Work request:
Look through the entries below. Say how many lines include "Bell", with nothing added.

-------- Provided data --------

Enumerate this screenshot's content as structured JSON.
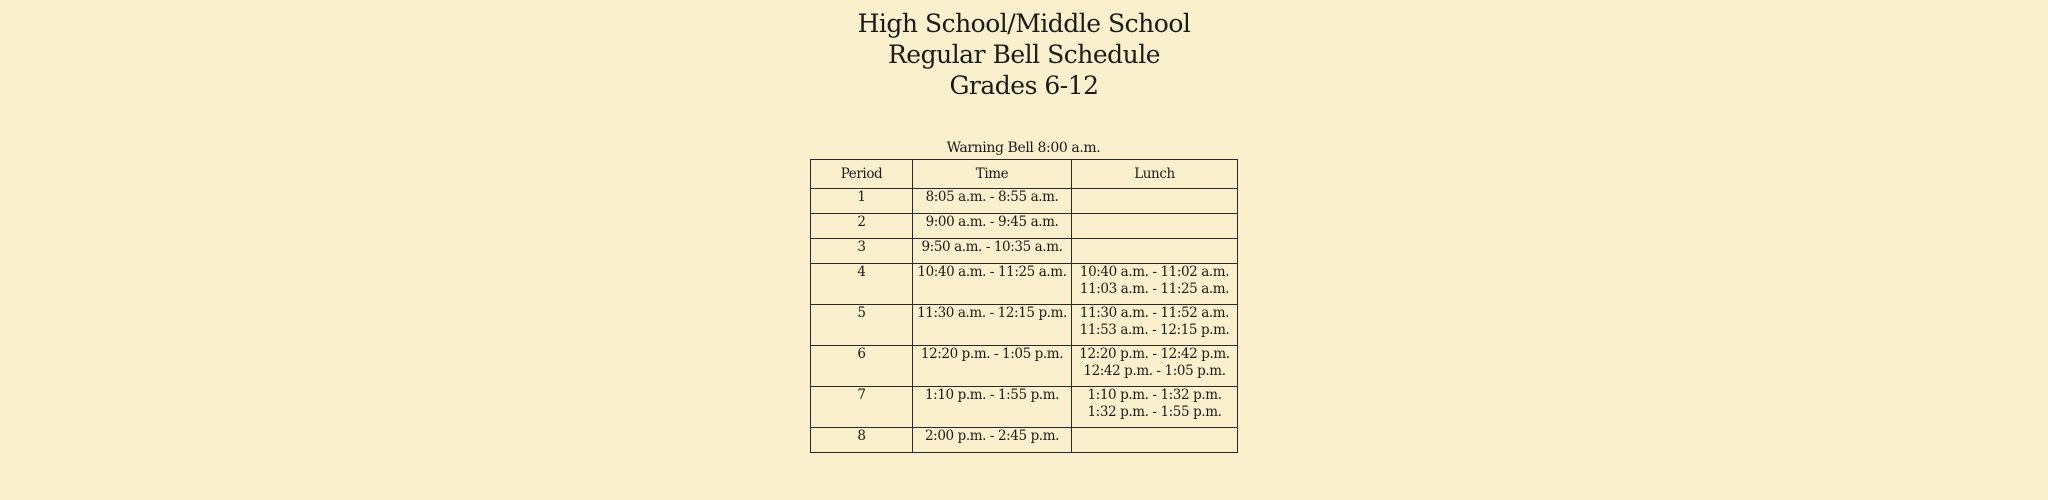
{
  "header": {
    "line1": "High School/Middle School",
    "line2": "Regular Bell Schedule",
    "line3": "Grades 6-12"
  },
  "warning_bell": "Warning Bell 8:00 a.m.",
  "table": {
    "columns": [
      "Period",
      "Time",
      "Lunch"
    ],
    "rows": [
      {
        "period": "1",
        "time": "8:05 a.m. - 8:55 a.m.",
        "lunch": [
          "",
          ""
        ]
      },
      {
        "period": "2",
        "time": "9:00 a.m.  - 9:45 a.m.",
        "lunch": [
          "",
          ""
        ]
      },
      {
        "period": "3",
        "time": "9:50 a.m.  - 10:35 a.m.",
        "lunch": [
          "",
          ""
        ]
      },
      {
        "period": "4",
        "time": "10:40 a.m.  - 11:25 a.m.",
        "lunch": [
          "10:40 a.m.  - 11:02 a.m.",
          "11:03 a.m.  - 11:25 a.m."
        ]
      },
      {
        "period": "5",
        "time": "11:30 a.m.  - 12:15 p.m.",
        "lunch": [
          "11:30 a.m.  - 11:52 a.m.",
          "11:53 a.m.  - 12:15 p.m."
        ]
      },
      {
        "period": "6",
        "time": "12:20 p.m.  - 1:05 p.m.",
        "lunch": [
          "12:20 p.m.  - 12:42 p.m.",
          "12:42 p.m.  - 1:05 p.m."
        ]
      },
      {
        "period": "7",
        "time": "1:10 p.m.  - 1:55 p.m.",
        "lunch": [
          "1:10 p.m.  - 1:32 p.m.",
          "1:32 p.m.  - 1:55 p.m."
        ]
      },
      {
        "period": "8",
        "time": "2:00 p.m.  - 2:45 p.m.",
        "lunch": [
          "",
          ""
        ]
      }
    ]
  }
}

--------

Exercise result:
2